DESCRIPTION OF THE TASK: Every line below that contains "Plaza" is to be copied.

EXTRACTED DATA:
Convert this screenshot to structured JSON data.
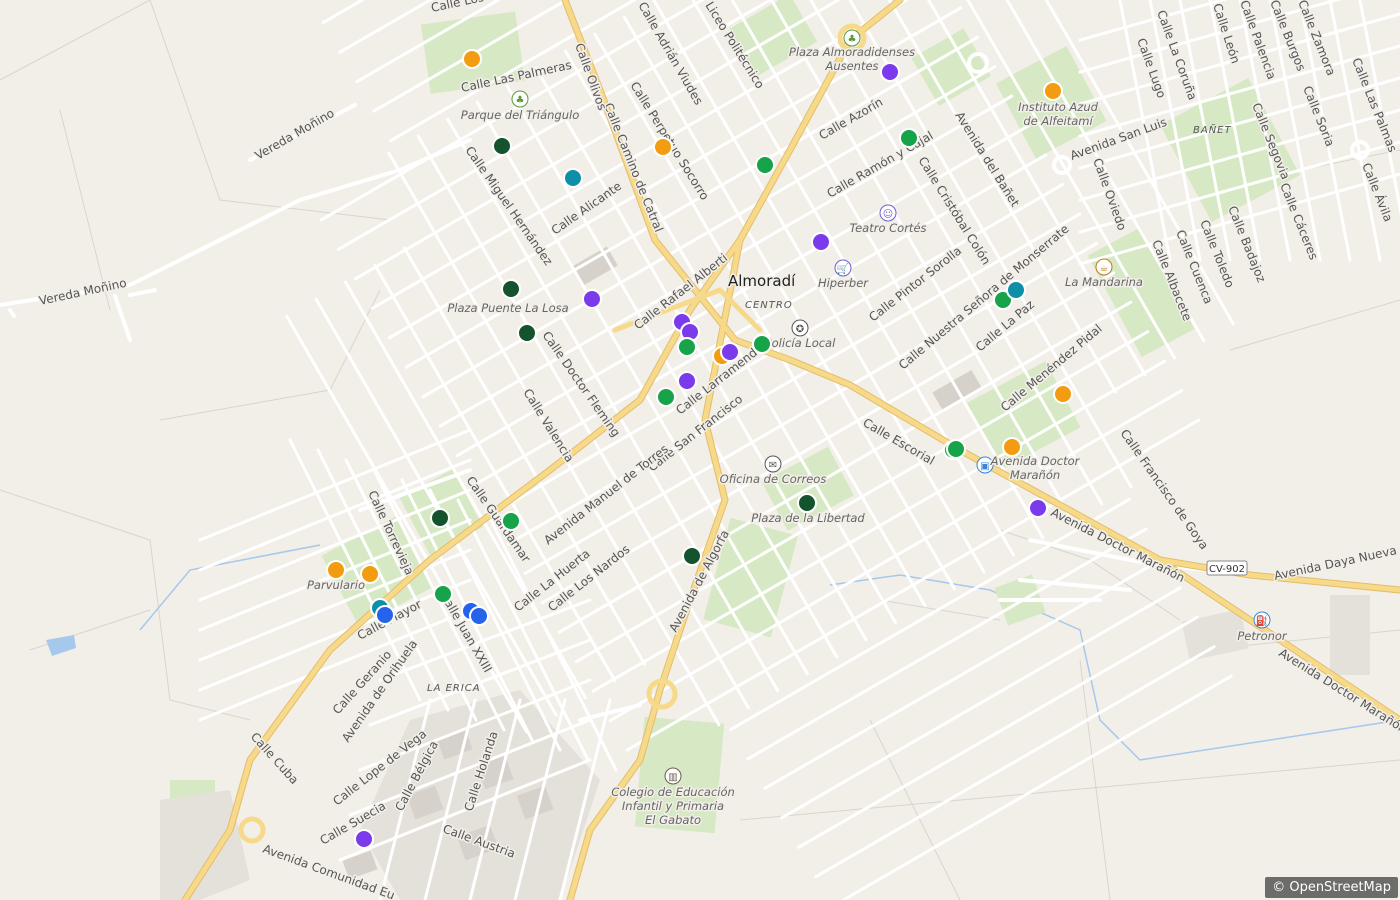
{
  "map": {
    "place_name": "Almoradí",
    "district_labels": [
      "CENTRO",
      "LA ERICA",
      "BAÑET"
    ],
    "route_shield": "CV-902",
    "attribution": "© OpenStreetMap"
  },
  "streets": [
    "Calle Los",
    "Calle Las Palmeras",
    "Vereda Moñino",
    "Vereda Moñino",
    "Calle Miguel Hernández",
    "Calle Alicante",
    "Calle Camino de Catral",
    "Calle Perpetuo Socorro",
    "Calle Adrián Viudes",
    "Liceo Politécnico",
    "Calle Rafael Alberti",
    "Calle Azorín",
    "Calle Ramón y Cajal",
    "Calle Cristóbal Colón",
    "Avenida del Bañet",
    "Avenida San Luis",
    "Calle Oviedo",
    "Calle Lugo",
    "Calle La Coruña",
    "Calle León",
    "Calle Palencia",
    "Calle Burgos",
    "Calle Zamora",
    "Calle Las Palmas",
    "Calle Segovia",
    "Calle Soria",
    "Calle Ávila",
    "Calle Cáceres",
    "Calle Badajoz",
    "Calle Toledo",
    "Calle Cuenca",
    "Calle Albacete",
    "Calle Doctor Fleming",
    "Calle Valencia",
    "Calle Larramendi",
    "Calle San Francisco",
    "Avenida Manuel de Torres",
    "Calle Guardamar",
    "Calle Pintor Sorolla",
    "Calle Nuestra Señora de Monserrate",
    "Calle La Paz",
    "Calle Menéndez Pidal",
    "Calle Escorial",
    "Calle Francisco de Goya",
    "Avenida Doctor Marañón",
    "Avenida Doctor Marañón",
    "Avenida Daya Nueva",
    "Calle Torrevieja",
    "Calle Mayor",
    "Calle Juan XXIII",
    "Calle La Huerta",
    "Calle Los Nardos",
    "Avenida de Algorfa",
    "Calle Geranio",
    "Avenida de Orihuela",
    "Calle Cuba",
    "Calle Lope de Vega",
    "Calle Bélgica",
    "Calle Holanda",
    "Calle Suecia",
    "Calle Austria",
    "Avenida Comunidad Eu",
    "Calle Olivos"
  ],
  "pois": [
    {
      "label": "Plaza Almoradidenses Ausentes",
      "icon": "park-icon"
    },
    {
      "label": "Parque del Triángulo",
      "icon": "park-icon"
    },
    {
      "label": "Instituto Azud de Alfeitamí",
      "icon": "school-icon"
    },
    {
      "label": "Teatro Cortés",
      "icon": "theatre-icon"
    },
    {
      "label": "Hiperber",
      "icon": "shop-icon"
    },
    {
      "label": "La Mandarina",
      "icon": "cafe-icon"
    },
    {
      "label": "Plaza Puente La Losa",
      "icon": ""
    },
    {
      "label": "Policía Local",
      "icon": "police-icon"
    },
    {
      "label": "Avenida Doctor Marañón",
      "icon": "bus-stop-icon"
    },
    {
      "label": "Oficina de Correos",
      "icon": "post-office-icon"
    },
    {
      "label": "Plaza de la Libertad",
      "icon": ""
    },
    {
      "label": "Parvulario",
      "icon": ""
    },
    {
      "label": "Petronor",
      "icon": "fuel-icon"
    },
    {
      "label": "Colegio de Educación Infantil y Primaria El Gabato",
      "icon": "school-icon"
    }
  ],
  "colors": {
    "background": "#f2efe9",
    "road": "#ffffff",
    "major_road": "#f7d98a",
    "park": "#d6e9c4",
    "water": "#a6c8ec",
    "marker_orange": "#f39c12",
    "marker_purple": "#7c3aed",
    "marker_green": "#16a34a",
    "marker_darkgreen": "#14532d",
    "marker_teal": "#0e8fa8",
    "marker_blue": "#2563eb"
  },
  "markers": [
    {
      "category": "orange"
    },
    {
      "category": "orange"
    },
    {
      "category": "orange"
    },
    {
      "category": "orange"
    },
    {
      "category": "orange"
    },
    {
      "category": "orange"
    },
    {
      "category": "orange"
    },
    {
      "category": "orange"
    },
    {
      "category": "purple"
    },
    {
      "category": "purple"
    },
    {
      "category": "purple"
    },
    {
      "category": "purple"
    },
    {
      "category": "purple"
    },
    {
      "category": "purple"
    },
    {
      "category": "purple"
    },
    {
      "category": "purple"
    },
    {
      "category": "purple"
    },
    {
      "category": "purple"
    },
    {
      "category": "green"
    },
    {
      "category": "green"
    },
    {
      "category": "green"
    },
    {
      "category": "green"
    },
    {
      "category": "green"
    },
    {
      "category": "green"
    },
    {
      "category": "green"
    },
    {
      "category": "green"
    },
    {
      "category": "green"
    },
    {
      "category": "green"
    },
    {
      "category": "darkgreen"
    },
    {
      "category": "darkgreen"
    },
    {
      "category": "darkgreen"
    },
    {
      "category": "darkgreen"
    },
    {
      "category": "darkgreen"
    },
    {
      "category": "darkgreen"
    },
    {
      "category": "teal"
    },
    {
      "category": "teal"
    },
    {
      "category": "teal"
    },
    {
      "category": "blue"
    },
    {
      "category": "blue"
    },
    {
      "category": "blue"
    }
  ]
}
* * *
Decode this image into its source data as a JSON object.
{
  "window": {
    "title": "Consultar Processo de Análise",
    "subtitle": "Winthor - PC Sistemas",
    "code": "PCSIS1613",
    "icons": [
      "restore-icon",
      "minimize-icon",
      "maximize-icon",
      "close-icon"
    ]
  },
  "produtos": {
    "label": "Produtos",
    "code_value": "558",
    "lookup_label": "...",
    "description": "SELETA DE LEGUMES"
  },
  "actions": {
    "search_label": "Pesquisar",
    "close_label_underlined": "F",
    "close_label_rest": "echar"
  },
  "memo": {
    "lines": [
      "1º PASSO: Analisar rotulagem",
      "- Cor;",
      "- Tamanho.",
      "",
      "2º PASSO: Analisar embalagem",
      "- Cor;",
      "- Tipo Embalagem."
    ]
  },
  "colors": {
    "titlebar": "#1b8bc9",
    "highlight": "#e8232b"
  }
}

FINISHED TASK:
      "label": "Plaza Almoradidenses Ausentes",
      "label": "Plaza Puente La Losa",
      "label": "Plaza de la Libertad",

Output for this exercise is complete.